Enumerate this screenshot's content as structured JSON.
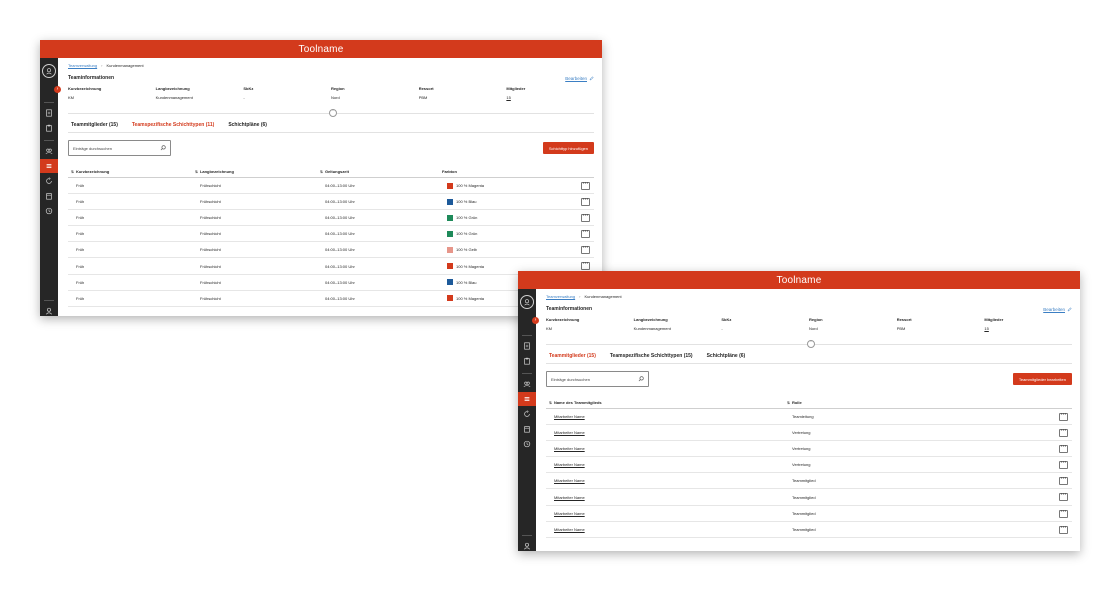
{
  "colors": {
    "brand": "#d33a1c",
    "rail": "#262626",
    "link": "#3b7fc4"
  },
  "windows": [
    {
      "title": "Toolname",
      "breadcrumb": {
        "link": "Teamverwaltung",
        "current": "Kundenmanagement"
      },
      "section_title": "Teaminformationen",
      "edit_label": "Bearbeiten",
      "info": [
        {
          "label": "Kurzbezeichnung",
          "value": "KM"
        },
        {
          "label": "Langbezeichnung",
          "value": "Kundenmanagement"
        },
        {
          "label": "SbKz",
          "value": "-"
        },
        {
          "label": "Region",
          "value": "Nord"
        },
        {
          "label": "Ressort",
          "value": "PBM"
        },
        {
          "label": "Mitglieder",
          "value": "15"
        }
      ],
      "tabs": [
        {
          "label": "Teammitglieder (15)",
          "active": false
        },
        {
          "label": "Teamspezifische Schichttypen (11)",
          "active": true
        },
        {
          "label": "Schichtpläne (6)",
          "active": false
        }
      ],
      "search_placeholder": "Einträge durchsuchen",
      "action_button": "Schichttyp hinzufügen",
      "columns": [
        "Kurzbezeichnung",
        "Langbezeichnung",
        "Geltungszeit",
        "Farbton"
      ],
      "rows": [
        {
          "kurz": "Früh",
          "lang": "Frühschicht",
          "zeit": "04:00–13:00 Uhr",
          "farbe": "100 % Magenta",
          "color": "#d33a1c"
        },
        {
          "kurz": "Früh",
          "lang": "Frühschicht",
          "zeit": "04:00–13:00 Uhr",
          "farbe": "100 % Blau",
          "color": "#1d5a9a"
        },
        {
          "kurz": "Früh",
          "lang": "Frühschicht",
          "zeit": "04:00–13:00 Uhr",
          "farbe": "100 % Grün",
          "color": "#1e8a5a"
        },
        {
          "kurz": "Früh",
          "lang": "Frühschicht",
          "zeit": "04:00–13:00 Uhr",
          "farbe": "100 % Grün",
          "color": "#1e8a5a"
        },
        {
          "kurz": "Früh",
          "lang": "Frühschicht",
          "zeit": "04:00–13:00 Uhr",
          "farbe": "100 % Gelb",
          "color": "#e7968a"
        },
        {
          "kurz": "Früh",
          "lang": "Frühschicht",
          "zeit": "04:00–13:00 Uhr",
          "farbe": "100 % Magenta",
          "color": "#d33a1c"
        },
        {
          "kurz": "Früh",
          "lang": "Frühschicht",
          "zeit": "04:00–13:00 Uhr",
          "farbe": "100 % Blau",
          "color": "#1d5a9a"
        },
        {
          "kurz": "Früh",
          "lang": "Frühschicht",
          "zeit": "04:00–13:00 Uhr",
          "farbe": "100 % Magenta",
          "color": "#d33a1c"
        }
      ]
    },
    {
      "title": "Toolname",
      "breadcrumb": {
        "link": "Teamverwaltung",
        "current": "Kundenmanagement"
      },
      "section_title": "Teaminformationen",
      "edit_label": "Bearbeiten",
      "info": [
        {
          "label": "Kurzbezeichnung",
          "value": "KM"
        },
        {
          "label": "Langbezeichnung",
          "value": "Kundenmanagement"
        },
        {
          "label": "SbKz",
          "value": "-"
        },
        {
          "label": "Region",
          "value": "Nord"
        },
        {
          "label": "Ressort",
          "value": "PBM"
        },
        {
          "label": "Mitglieder",
          "value": "15"
        }
      ],
      "tabs": [
        {
          "label": "Teammitglieder (15)",
          "active": true
        },
        {
          "label": "Teamspezifische Schichttypen (15)",
          "active": false
        },
        {
          "label": "Schichtpläne (6)",
          "active": false
        }
      ],
      "search_placeholder": "Einträge durchsuchen",
      "action_button": "Teammitglieder bearbeiten",
      "columns": [
        "Name des Teammitglieds",
        "Rolle"
      ],
      "rows": [
        {
          "name": "Mitarbeiter Name",
          "rolle": "Teamleitung"
        },
        {
          "name": "Mitarbeiter Name",
          "rolle": "Vertretung"
        },
        {
          "name": "Mitarbeiter Name",
          "rolle": "Vertretung"
        },
        {
          "name": "Mitarbeiter Name",
          "rolle": "Vertretung"
        },
        {
          "name": "Mitarbeiter Name",
          "rolle": "Teammitglied"
        },
        {
          "name": "Mitarbeiter Name",
          "rolle": "Teammitglied"
        },
        {
          "name": "Mitarbeiter Name",
          "rolle": "Teammitglied"
        },
        {
          "name": "Mitarbeiter Name",
          "rolle": "Teammitglied"
        }
      ]
    }
  ]
}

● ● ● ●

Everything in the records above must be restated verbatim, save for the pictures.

Enumerate this screenshot's content as structured JSON.
{
  "colors": {
    "brand": "#d33a1c",
    "rail": "#262626",
    "link": "#3b7fc4"
  },
  "windows": [
    {
      "title": "Toolname",
      "breadcrumb": {
        "link": "Teamverwaltung",
        "current": "Kundenmanagement"
      },
      "section_title": "Teaminformationen",
      "edit_label": "Bearbeiten",
      "info": [
        {
          "label": "Kurzbezeichnung",
          "value": "KM"
        },
        {
          "label": "Langbezeichnung",
          "value": "Kundenmanagement"
        },
        {
          "label": "SbKz",
          "value": "-"
        },
        {
          "label": "Region",
          "value": "Nord"
        },
        {
          "label": "Ressort",
          "value": "PBM"
        },
        {
          "label": "Mitglieder",
          "value": "15"
        }
      ],
      "tabs": [
        {
          "label": "Teammitglieder (15)",
          "active": false
        },
        {
          "label": "Teamspezifische Schichttypen (11)",
          "active": true
        },
        {
          "label": "Schichtpläne (6)",
          "active": false
        }
      ],
      "search_placeholder": "Einträge durchsuchen",
      "action_button": "Schichttyp hinzufügen",
      "columns": [
        "Kurzbezeichnung",
        "Langbezeichnung",
        "Geltungszeit",
        "Farbton"
      ],
      "rows": [
        {
          "kurz": "Früh",
          "lang": "Frühschicht",
          "zeit": "04:00–13:00 Uhr",
          "farbe": "100 % Magenta",
          "color": "#d33a1c"
        },
        {
          "kurz": "Früh",
          "lang": "Frühschicht",
          "zeit": "04:00–13:00 Uhr",
          "farbe": "100 % Blau",
          "color": "#1d5a9a"
        },
        {
          "kurz": "Früh",
          "lang": "Frühschicht",
          "zeit": "04:00–13:00 Uhr",
          "farbe": "100 % Grün",
          "color": "#1e8a5a"
        },
        {
          "kurz": "Früh",
          "lang": "Frühschicht",
          "zeit": "04:00–13:00 Uhr",
          "farbe": "100 % Grün",
          "color": "#1e8a5a"
        },
        {
          "kurz": "Früh",
          "lang": "Frühschicht",
          "zeit": "04:00–13:00 Uhr",
          "farbe": "100 % Gelb",
          "color": "#e7968a"
        },
        {
          "kurz": "Früh",
          "lang": "Frühschicht",
          "zeit": "04:00–13:00 Uhr",
          "farbe": "100 % Magenta",
          "color": "#d33a1c"
        },
        {
          "kurz": "Früh",
          "lang": "Frühschicht",
          "zeit": "04:00–13:00 Uhr",
          "farbe": "100 % Blau",
          "color": "#1d5a9a"
        },
        {
          "kurz": "Früh",
          "lang": "Frühschicht",
          "zeit": "04:00–13:00 Uhr",
          "farbe": "100 % Magenta",
          "color": "#d33a1c"
        }
      ]
    },
    {
      "title": "Toolname",
      "breadcrumb": {
        "link": "Teamverwaltung",
        "current": "Kundenmanagement"
      },
      "section_title": "Teaminformationen",
      "edit_label": "Bearbeiten",
      "info": [
        {
          "label": "Kurzbezeichnung",
          "value": "KM"
        },
        {
          "label": "Langbezeichnung",
          "value": "Kundenmanagement"
        },
        {
          "label": "SbKz",
          "value": "-"
        },
        {
          "label": "Region",
          "value": "Nord"
        },
        {
          "label": "Ressort",
          "value": "PBM"
        },
        {
          "label": "Mitglieder",
          "value": "15"
        }
      ],
      "tabs": [
        {
          "label": "Teammitglieder (15)",
          "active": true
        },
        {
          "label": "Teamspezifische Schichttypen (15)",
          "active": false
        },
        {
          "label": "Schichtpläne (6)",
          "active": false
        }
      ],
      "search_placeholder": "Einträge durchsuchen",
      "action_button": "Teammitglieder bearbeiten",
      "columns": [
        "Name des Teammitglieds",
        "Rolle"
      ],
      "rows": [
        {
          "name": "Mitarbeiter Name",
          "rolle": "Teamleitung"
        },
        {
          "name": "Mitarbeiter Name",
          "rolle": "Vertretung"
        },
        {
          "name": "Mitarbeiter Name",
          "rolle": "Vertretung"
        },
        {
          "name": "Mitarbeiter Name",
          "rolle": "Vertretung"
        },
        {
          "name": "Mitarbeiter Name",
          "rolle": "Teammitglied"
        },
        {
          "name": "Mitarbeiter Name",
          "rolle": "Teammitglied"
        },
        {
          "name": "Mitarbeiter Name",
          "rolle": "Teammitglied"
        },
        {
          "name": "Mitarbeiter Name",
          "rolle": "Teammitglied"
        }
      ]
    }
  ]
}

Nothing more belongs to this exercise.